As a former D3 athlete, I remember throughout high school being taught by coaches, teachers, and others that you are always being recruited.‌ As a high schooler, I did not think much of this because I wanted to be recruited, but one thing I didn't realize was that they meant as a whole, not just for athletic ability. The same goes for physician recruitment. You are not just interviewing for a position based on your medical prowess, but also on you outside of medicine.

Physician recruiters are focused on finding not only the best physician for the opportunity, but also the best physician for the hospital, organization, and team. From the moment that you have your first conversation with the organization, you are being recruited.

So, what are recruiters watching for?

  1. Your social media presence. Social media is such a huge part of daily life and is a common way to get a glimpse into a candidate. Why is this done? To see how you speak about others, your current employer or training program, past employers, or what type of posts you create. This can present red flags to the employer to decide that you are not the best choice to represent the organization or that if you have a complaint about a coworker or patient that you are going to post it on social media and become a liability.

  2. How you treat and interact with others. Physician recruiters pay attention to this because this can be indicative of how you will be with patients and other coworkers in the future. They do not want to invest the time and energy into recruiting a physician who is not a good fit for the whole team. Treat each person that you speak with on the phone correspond via email, or interact in person with as a decision maker. They will see how you interact with staff when you come into for interviews or make note of how you treated staff on the phone.

  3. What you are saying. Oftentimes during site visits the physician recruiter will set up a meal or event with other physicians in the department to make sure that you mesh. This may not seem like part of the interview, but it is. If you go to dinner and bad mouth the interview, staff, or organization it will get back to the recruiter. You also want to make sure that you are not bad-mouthing your current employer or training program during the interview. You might think this will help solidify your examples of why you are applying to this opportunity, but it is sending a huge red flag to the organization that you will do this to them in the future.

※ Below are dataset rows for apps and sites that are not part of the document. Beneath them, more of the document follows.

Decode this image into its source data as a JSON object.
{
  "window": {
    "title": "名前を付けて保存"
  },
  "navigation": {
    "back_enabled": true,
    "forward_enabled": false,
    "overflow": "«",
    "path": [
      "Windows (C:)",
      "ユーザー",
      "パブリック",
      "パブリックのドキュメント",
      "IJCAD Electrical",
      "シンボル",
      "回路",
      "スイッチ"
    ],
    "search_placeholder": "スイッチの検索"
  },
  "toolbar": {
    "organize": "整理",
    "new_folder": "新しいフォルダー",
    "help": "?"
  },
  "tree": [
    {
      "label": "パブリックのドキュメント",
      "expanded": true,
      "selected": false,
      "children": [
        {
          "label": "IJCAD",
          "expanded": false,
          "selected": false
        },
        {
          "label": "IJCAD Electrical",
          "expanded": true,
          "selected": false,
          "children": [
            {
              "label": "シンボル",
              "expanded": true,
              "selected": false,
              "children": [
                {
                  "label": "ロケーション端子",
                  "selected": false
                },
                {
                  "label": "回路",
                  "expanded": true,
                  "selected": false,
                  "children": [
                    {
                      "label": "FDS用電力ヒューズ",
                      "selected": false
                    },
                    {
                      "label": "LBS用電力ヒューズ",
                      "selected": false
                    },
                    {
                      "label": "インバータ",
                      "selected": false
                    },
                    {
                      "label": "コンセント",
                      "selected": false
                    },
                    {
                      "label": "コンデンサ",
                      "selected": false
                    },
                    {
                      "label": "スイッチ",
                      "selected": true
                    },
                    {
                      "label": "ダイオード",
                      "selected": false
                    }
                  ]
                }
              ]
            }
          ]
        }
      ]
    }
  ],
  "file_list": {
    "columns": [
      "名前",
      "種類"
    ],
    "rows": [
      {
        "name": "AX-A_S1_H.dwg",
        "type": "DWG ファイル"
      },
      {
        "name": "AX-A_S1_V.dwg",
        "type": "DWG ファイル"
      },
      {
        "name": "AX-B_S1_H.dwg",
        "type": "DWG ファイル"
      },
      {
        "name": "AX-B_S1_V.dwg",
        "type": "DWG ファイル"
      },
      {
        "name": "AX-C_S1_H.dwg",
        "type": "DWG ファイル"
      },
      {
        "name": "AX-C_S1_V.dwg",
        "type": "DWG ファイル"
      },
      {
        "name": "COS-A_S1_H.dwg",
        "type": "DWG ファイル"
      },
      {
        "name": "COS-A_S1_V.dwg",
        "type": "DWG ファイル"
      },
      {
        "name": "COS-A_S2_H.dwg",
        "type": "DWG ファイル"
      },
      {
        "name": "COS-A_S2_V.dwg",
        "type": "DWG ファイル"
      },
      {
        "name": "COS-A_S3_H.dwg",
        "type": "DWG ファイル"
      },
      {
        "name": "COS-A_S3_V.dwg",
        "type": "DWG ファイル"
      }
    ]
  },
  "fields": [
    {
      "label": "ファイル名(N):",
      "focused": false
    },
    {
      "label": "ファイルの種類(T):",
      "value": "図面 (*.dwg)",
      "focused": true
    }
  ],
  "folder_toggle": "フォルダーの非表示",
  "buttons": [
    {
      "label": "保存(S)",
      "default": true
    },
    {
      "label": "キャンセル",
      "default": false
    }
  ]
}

The biggest takeaway from this article for any physician is to remember that there is more to choosing the right candidate than your medical experience. Physician recruitment is more than just 1 phone call or interview, so organizations try to make sure that they are going after the right candidates for the position and the organization. Looking for more recruitment advice? Check out the PracticeMatch Career Resources.

Hayley Woszczynski

Hayley Woszczynski - Physician & Program Relations Manager. You can stay connected with me on LinkedIn for all of the latest PracticeMatch articles and upcoming events.